Used cooking oil is oil that has been used for cooking in the home, or by restaurants, industrial kitchens, and food manufacturers. Re-using this type of oil can have disastrous effects on our health. For instance, re-using cooking oil can lead to an elevated risk for heart disease, liver disease, Parkinson’s, Alzheimer’s, and stroke. The elevated risk is brought about by the HNE compound, which accumulates over time in the used cooking oil. When the oil containing this compound is consumed, the compound reacts with the biomolecules inside our bodies leading to these chronic diseases.

In order to mitigate these health risks, individuals are advised against consuming used cooking oil in their homes, and to avoid eating fried food whenever they eat out.

Used cooking oil should be disposed of immediately in order to avoid passing on potential health risks to clients. Unfortunately, most homes and businesses are unaware of how to properly dispose of the waste vegetable oil, and how this has negative repercussions on the environment. Poor disposal methods include pouring this oil down the sink, into the garbage, or onto the street.

The improper disposal of this oil poses a serious risk to the environment in numerous ways. These ways include:

  1. Risk to marine life forms

Most drainage systems lead to a water source such as a pond, river, lake, ocean, or stream, which all have various life forms surviving in them. When waste vegetable oil is disposed of improperly by, for instance, pouring down the drain, it will eventually find its way into a water source. This oil will coat the surface of the water, blocking the free flow of oxygen into the water, thereby suffocating the fish and plant life.
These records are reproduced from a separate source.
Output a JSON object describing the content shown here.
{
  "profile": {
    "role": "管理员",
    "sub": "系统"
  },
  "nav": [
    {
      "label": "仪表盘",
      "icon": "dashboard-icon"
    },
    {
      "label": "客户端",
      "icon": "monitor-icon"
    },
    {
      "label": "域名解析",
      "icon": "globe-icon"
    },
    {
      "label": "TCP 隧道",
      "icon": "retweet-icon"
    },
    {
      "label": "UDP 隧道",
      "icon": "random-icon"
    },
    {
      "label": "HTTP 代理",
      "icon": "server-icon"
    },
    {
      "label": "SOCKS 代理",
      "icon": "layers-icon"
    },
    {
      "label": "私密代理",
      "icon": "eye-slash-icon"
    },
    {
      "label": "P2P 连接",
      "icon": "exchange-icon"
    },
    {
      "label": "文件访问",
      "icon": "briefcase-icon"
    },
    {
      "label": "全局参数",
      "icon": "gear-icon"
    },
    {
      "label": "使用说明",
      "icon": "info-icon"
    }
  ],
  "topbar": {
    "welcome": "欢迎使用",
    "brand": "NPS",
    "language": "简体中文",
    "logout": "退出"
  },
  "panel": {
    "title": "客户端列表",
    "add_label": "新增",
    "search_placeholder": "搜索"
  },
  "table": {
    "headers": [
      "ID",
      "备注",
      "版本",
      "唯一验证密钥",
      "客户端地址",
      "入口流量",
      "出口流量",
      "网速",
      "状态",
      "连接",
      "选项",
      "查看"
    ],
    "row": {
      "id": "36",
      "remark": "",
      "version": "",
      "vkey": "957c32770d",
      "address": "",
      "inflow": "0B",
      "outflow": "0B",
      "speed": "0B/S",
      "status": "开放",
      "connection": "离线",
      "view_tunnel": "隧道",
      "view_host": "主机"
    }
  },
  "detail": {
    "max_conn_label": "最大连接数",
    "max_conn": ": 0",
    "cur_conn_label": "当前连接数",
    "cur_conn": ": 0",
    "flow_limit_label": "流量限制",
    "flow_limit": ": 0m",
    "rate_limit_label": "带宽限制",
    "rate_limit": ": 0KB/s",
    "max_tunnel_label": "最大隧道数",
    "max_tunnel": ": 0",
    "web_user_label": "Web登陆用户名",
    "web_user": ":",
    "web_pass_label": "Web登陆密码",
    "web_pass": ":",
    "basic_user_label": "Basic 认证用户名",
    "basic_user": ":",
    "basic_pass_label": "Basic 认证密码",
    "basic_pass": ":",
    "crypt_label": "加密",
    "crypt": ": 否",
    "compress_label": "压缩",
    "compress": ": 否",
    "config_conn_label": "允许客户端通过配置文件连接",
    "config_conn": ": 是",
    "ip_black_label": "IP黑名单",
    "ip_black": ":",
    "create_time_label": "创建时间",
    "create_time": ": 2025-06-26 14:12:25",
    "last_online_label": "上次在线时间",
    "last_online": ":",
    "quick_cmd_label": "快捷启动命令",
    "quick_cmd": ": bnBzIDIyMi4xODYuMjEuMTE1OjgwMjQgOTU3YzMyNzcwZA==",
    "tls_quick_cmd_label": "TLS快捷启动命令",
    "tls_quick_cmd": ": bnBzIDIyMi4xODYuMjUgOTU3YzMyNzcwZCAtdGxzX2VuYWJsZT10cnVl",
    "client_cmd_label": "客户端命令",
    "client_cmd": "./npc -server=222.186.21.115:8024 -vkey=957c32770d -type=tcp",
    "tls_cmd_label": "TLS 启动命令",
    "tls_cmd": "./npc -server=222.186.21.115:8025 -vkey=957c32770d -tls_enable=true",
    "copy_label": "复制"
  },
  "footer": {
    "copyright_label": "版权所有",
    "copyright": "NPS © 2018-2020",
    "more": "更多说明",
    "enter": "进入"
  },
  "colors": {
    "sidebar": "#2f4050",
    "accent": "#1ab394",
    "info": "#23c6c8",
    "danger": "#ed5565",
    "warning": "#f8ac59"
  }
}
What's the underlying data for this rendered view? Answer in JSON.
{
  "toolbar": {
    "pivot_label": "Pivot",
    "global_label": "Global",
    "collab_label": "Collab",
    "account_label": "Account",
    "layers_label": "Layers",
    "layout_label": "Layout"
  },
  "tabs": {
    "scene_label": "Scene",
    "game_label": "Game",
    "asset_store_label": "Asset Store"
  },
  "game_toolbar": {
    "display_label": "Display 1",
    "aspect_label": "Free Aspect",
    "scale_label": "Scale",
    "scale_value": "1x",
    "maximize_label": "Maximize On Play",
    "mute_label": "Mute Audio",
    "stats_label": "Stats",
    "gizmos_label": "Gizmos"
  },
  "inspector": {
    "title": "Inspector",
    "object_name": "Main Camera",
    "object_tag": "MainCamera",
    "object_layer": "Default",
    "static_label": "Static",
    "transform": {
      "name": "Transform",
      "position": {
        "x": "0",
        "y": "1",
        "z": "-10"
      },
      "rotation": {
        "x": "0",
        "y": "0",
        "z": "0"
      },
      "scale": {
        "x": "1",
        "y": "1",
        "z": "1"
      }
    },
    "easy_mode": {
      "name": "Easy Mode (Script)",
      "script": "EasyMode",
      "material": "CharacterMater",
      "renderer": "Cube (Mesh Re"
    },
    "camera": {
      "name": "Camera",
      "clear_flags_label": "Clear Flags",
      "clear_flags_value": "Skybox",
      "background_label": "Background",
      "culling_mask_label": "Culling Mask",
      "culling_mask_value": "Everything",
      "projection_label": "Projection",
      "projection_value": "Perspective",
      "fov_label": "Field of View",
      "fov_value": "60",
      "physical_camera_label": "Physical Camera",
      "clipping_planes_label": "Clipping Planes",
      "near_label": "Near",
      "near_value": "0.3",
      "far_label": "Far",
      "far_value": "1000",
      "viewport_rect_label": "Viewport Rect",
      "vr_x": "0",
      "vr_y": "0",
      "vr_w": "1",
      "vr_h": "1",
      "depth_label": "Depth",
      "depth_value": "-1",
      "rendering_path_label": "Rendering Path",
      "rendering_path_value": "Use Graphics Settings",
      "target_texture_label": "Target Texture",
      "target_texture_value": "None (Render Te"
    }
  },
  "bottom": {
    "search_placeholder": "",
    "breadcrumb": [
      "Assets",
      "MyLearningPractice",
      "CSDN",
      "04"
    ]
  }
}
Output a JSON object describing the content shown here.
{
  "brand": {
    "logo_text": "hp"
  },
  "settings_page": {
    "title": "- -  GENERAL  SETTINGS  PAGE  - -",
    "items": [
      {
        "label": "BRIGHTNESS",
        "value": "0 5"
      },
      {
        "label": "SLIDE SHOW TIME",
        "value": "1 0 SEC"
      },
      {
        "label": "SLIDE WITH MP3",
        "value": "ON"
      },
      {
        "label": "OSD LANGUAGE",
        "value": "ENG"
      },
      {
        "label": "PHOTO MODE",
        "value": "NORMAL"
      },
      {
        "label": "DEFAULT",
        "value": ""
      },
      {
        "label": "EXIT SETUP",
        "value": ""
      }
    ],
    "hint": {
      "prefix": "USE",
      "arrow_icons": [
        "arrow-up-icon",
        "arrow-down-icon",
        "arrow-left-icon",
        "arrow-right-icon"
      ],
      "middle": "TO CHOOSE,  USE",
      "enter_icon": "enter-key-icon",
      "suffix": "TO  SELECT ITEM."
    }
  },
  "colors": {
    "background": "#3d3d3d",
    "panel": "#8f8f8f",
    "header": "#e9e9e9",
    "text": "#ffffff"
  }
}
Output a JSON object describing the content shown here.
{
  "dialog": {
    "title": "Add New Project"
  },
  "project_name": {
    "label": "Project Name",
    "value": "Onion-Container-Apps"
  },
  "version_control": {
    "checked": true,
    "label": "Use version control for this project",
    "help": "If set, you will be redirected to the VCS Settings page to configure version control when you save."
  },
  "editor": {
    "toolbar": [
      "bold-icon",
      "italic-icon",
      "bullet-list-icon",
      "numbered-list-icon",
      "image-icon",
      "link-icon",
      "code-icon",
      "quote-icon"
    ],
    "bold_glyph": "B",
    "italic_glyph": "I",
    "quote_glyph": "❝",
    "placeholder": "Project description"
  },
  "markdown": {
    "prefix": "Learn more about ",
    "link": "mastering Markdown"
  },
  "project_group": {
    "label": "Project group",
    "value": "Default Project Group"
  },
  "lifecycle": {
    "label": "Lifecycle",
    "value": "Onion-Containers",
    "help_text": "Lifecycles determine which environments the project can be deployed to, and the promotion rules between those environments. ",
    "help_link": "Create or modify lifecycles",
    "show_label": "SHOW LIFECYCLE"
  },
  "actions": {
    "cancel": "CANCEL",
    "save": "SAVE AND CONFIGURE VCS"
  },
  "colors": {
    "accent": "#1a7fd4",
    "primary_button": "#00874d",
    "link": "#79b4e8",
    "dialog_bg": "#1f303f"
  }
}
  • Risk to Bird Life

In addition, the oil can coat the feathers of the birds that use the water as a feeding ground. When this happens, the birds will be unable to fly as fast, or even at all, which will greatly hamper their ability to look for food and flee from predators. The oily feathers will also make it difficult for the birds to keep warm, which exposes them to a myriad of respiratory and cold-related issues.

  • Logging

Another major hazard of improperly disposal of Used cooking oil is soil logging. When this oil is disposed of in drains, and sewers, it has the potential of covering or coating any soil it comes across. The oil will cut off any air supply to the living organisms that are within the soil. The productivity of such soil will also reduce drastically, and when this happens on a large scale, the agricultural potential and output of an area can be severely diminished.

The plants that manage to grow on such soil will most likely have a low nutritional profile, and might be contaminated. When humans and animals consume these vegetables, diseases are likely to occur owing to this contamination.

  • Water contamination

Most of our waters are heavily polluted, and one of the main pollutants is oil, mainly from industrial activities and cooking. As mentioned above, oil-contaminated water is disastrous for all marine life. However, even humans face a myriad of risks owing to this contamination. Consumption of this water in direct drinking, or using it for cooking and washing exposes us to several severe health-compromising compounds and bacteria. Such situations translate into a sicker population, which further burdens the already-strained health resources in a country.

The government of the affected nation will have to put more resources into taking care of the sick instead of into development projects thereby impoverishing the nation further.

Furthermore, a sicker population will result in lower labour productivity, and lead to an economic downturn.

Post Author: Donald Phillips